Losing a loved one, no matter what age, is incredibly hard.  I have personally experienced the loss of parents, friends, and a child.  I take the task of conducting a funeral very seriously.  It is my aim to create a ceremony that pays homage to the person in the way that enables the family members and friends of that person to grieve and to say goodbye in the very best way for them.  

I have conducted funerals for three very close friends. That is not easy, but it is the last and best thing I can do for them and their families. When I do a funeral for someone I have not met, the challenge for me is to get to know that person through their family and friends, so that the ceremony I write reflects that person faithfully.

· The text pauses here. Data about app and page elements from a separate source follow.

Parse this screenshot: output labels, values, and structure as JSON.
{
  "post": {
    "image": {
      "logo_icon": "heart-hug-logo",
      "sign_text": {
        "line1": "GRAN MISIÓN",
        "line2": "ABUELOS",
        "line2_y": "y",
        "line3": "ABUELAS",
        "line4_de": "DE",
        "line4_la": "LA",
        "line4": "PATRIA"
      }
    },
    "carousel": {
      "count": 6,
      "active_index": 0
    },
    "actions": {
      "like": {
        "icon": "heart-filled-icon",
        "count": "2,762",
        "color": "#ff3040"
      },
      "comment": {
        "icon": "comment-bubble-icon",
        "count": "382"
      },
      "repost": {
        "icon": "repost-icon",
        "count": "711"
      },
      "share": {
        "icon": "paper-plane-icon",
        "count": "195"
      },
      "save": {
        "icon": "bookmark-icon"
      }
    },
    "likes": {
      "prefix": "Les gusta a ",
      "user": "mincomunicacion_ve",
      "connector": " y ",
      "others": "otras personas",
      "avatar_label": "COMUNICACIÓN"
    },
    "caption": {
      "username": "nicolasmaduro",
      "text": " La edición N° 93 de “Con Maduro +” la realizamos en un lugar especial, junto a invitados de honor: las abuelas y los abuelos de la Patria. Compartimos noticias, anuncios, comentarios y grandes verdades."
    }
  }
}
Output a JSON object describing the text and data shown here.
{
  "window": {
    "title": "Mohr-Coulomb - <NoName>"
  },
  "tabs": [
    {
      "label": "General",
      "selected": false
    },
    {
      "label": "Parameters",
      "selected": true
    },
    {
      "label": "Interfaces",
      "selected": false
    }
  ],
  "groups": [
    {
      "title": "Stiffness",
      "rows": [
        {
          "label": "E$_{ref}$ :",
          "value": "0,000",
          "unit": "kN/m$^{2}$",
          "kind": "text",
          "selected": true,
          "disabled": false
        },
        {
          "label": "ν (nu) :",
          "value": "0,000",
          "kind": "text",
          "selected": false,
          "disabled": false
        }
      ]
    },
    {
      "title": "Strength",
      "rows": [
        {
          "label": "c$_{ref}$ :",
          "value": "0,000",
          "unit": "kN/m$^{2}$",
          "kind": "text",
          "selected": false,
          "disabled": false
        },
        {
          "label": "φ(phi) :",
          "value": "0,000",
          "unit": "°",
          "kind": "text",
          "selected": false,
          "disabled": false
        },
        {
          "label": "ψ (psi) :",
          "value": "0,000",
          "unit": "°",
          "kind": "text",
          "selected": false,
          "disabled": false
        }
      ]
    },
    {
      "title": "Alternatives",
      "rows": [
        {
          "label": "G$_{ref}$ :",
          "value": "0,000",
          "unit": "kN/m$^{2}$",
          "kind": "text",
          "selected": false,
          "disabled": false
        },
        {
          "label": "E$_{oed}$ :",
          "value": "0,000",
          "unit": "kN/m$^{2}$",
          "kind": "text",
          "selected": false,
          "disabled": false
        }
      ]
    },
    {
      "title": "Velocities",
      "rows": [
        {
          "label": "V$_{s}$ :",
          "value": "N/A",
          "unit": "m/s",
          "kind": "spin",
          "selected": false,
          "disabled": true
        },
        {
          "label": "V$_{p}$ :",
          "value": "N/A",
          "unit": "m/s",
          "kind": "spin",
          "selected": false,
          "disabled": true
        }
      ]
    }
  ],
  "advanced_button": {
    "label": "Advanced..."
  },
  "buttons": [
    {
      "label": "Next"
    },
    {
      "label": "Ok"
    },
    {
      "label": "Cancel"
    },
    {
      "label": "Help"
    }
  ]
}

Because I am a secular celebrant, I do not offer comfort from a religious perspective. Rather, I use words that celebrate the person’s life, that mourn their loss, and that acknowledge the vital way in which that person lives on – in the memories of those that loved her or him. My personal experiences of loss (a father, a mother, and a child) have taught me that there is great comfort in remembering the person, in acknowledging and talking about him or her, and in reaching a point where we can be grateful for their lives no matter how long or short.

It is common to be referred from a Funeral Director when a person dies. However some of the most moving funerals I have taken have been for friends or for friends of friends.  Whichever way it happens, I ensure that I learn as much as I can about the person who has died by talking to family members.  I encourage eulogies as they are a potent way of getting to know the many facets of the person that are often not known by others. 

I have recently published a memoir about losing my son 37 years ago. In it I discuss the grieving process, and the ways in which one can find consolation and even triumph over grief.  See the website 'afteralexander.net.'

I can help with suggestions including readings and blessings.

It is almost impossible not to be moved, as a celebrant, by the grief and sadness of a loss.  For me that means I can take a more meaningful ceremony, at the same time as knowing that this is often the only thing I can do for the person and the family and that I must do it to the best of my ability.

"A funeral of a loved one is the most important event a family comes together to arrange. There is no event that a family have more of a desire to get totally right. At the time that you want to crawl into a corner and weep a family must pull together and organise the final tribute to their loved one. I will always be eternally grateful to Jan Pryor for being that person who could talk us through the funeral. To stand beside us and talk with us to create an authentic tribute to our Mum. Jan is wise, intelligent, gentle, present and eloquent. All these attributes enabled Jan to navigate us through organising a funeral for our Mum that we feel very happy about. On the day Jan as celebrant opened the service that set a tone of love and honour to our loved one. Jan’s eloquence meant that her words spoken, including a perfect reading were perfect in reflecting an authentic account of Mum. I will always look back on this day and know we couldn’t have done better to give thanks to Mum."  Susie

"In February our family suffered a loss and we asked Jan Pryor to act as celebrant for the funeral. From the moment we contacted her we found her services to be compassionate, responsive to our needs and unwaveringly professional."  Caroline.